== Material for this task ==

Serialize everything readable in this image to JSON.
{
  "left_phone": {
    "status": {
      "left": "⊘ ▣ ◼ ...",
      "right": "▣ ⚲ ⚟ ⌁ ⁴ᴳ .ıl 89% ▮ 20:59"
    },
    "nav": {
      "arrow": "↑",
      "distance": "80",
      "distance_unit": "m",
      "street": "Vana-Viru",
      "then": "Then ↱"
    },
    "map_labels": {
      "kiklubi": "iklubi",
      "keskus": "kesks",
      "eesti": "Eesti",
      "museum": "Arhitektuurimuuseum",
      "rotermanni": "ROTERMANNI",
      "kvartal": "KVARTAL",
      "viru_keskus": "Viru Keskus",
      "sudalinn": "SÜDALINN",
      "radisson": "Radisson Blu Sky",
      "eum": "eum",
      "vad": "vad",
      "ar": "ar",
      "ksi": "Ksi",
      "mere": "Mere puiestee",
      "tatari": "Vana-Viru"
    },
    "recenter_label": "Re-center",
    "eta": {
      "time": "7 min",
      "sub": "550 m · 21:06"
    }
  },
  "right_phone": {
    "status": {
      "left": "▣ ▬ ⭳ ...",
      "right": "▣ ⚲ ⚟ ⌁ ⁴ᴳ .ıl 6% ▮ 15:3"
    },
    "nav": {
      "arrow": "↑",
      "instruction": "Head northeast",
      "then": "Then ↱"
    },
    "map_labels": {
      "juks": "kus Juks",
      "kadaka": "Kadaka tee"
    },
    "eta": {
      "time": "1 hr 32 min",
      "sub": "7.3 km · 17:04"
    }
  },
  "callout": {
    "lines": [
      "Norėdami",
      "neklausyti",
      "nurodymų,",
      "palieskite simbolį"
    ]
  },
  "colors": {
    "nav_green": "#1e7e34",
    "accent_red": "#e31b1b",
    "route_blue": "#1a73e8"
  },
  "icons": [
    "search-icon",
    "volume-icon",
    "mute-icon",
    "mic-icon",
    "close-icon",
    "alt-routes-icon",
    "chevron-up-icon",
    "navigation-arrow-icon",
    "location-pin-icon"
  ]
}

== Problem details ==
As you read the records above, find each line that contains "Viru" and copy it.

== Reply to the exercise ==
      "street": "Vana-Viru",
      "viru_keskus": "Viru Keskus",
      "tatari": "Vana-Viru"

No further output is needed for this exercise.